After calling a temporary recess due to a sometimes unruly crowd of activists gathered to protest critical race theory – which officials insist is not taught in local schools – the Prince William County School Board made quick work of its agenda Wednesday night, adjourning about 30 minutes after the meeting began.
In a unanimous vote, the board voted to suspend citizen’s comment time, “in light of the night’s events,” said Woodbridge School Board member Loree Williams.
The school board then adopted a new policy requiring the school division’s more than 11,000 teachers and staff to prove they are vaccinated against COVID-19 by Nov. 1 or submit to weekly testing. The school board passed the measure unanimously and without discussion.
The new policy is an effort to limit student and staff quarantining due to exposures to positive and probable cases of COVID-19, according to School Board Chairman Dr. Babur Lateef, who called ongoing quarantining “incredibly disruptive” to student learning in an interview with the Prince William Times last week.
As of Friday, Sept. 10, 298 students and seven staff members were sent home to quarantine because of an exposure to a positive case of COVID-19.
During the previous week, 495 students and 13 staff members were sent home to quarantine, according to Diana Gulotta, school division spokeswoman.
Superintendent LaTanya McDade also announced that the school division would assign seats on school buses in an effort to assist with contact tracing when students are diagnosed with COVID-19.
“We believe it is a necessary and commonsense step,” McDade said.
Regarding the staff vaccine requirement, McDade said that during the pandemic, “public health and public education are directly linked,” and that scientists are “unequivocal in their message” that vaccines are the best protection against contracting and spreading the coronavirus.
McDade said the school division would be offering “free testing” to help staff members who chose not to be vaccinated comply with the new requirement. More details about testing would be forthcoming, she said.
In other business, the school board heard brief presentations about how the school division would spend about $88 million in federal aid received through the American Rescue Plan Act to address gaps in student learning due to pandemic disruptions in in-person learning.
The money will be spent on “high-dosage tutoring” at all schools and on extra teacher assistants, instructional coaches and parent liaisons at some schools where more targeted help is needed, according to Rita Goss, the school division’s associate superintendent for student and professional learning.
Temporary recess called after activists became unruly
While the school board was still in closed session, a temporary recess was called due to safety concerns over "disruptive behavior" displayed by activists who attended the meeting to express their concerns about critical race theory.
The school board meeting was scheduled to begin at 7 p.m. but was delayed due to the board's closed session meeting. Some activists entered the school board chambers around that time, but many others were barred from entry by police officers when the room reached capacity.
That led to arguments between activists and police officers over whether they would be allowed in the room during the meeting.
Some protesters were being loud inside the board room and in the lobby, including one person who was using a bull horn. Many already inside the building were not adhering to the school division’s mandatory face-covering rule.
At about 8:15 p.m., at least four police officers and school security guards began clearing the room and the lobby.
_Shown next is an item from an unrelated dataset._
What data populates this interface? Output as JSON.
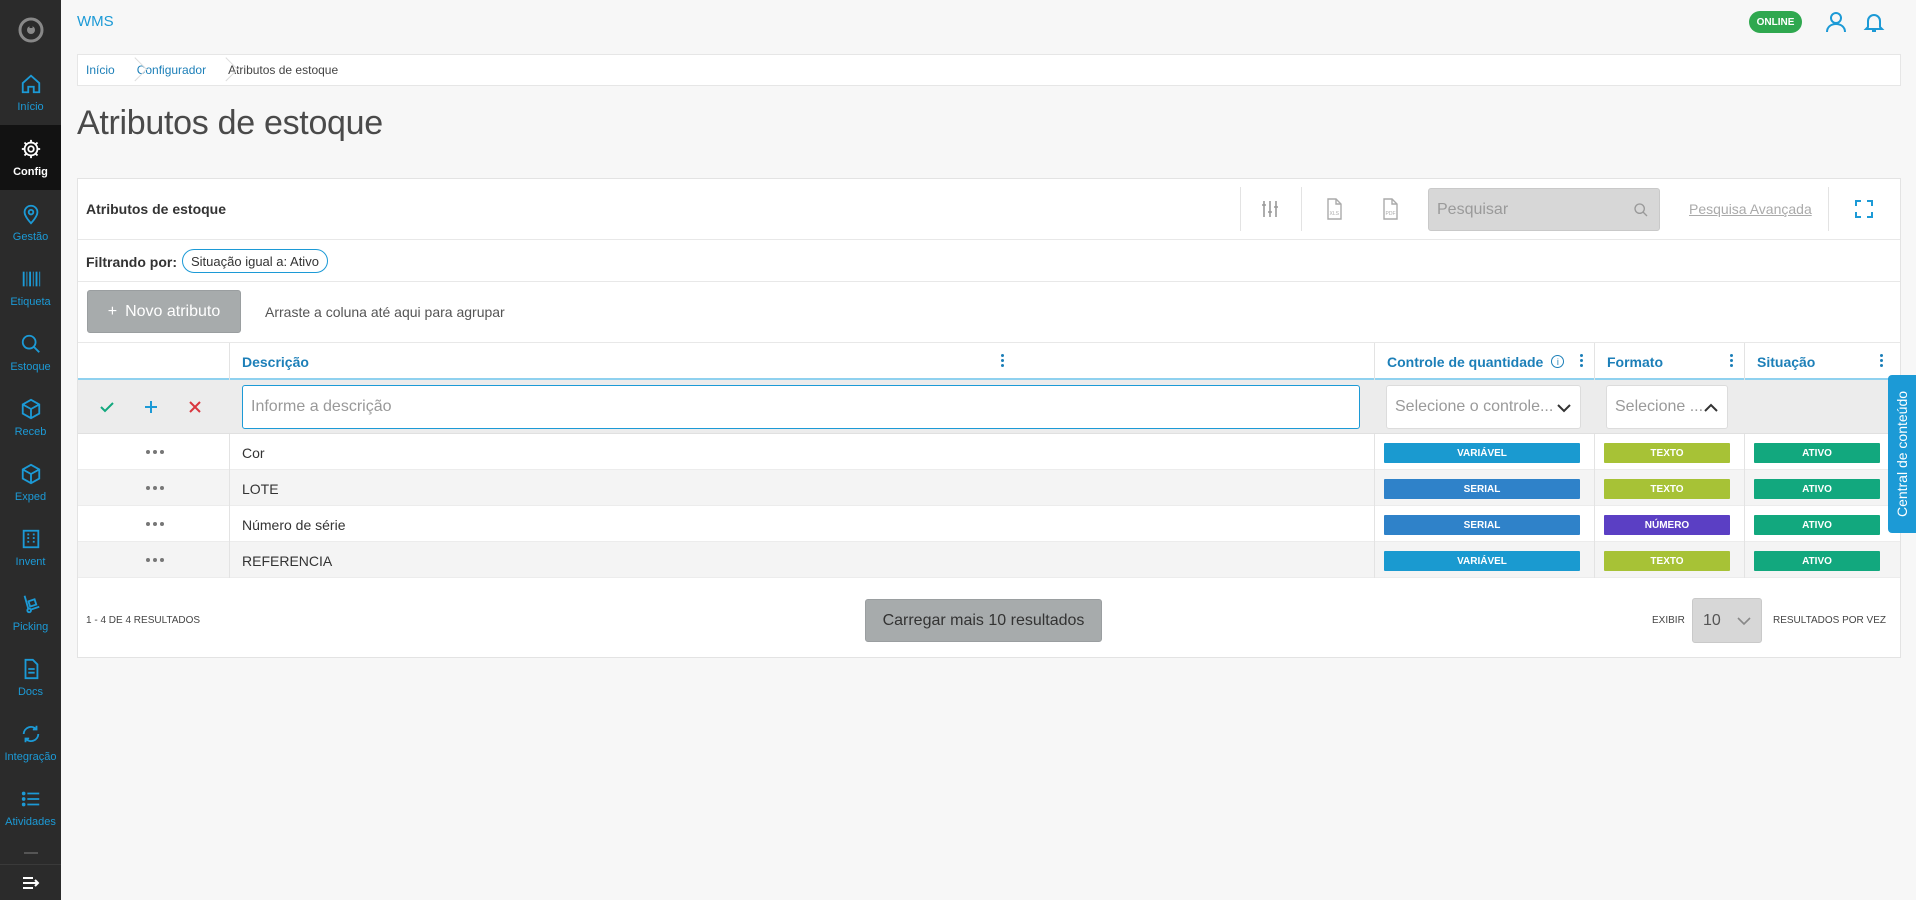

They asked everyone in attendance to exit the building. The protesters then gathered in front of the building.
Critical race theory is an academic theory coined more than three decades ago that states, among other things, that racism is structural rather than only personal, and that laws and institutional practices can have racist outcomes without racist intent.
Protests against the perceived influence of critical race theory on public schools have been occurring across the country over the last several months, despite school division officials’ insistence that the theory is not part of the public schools' curriculum.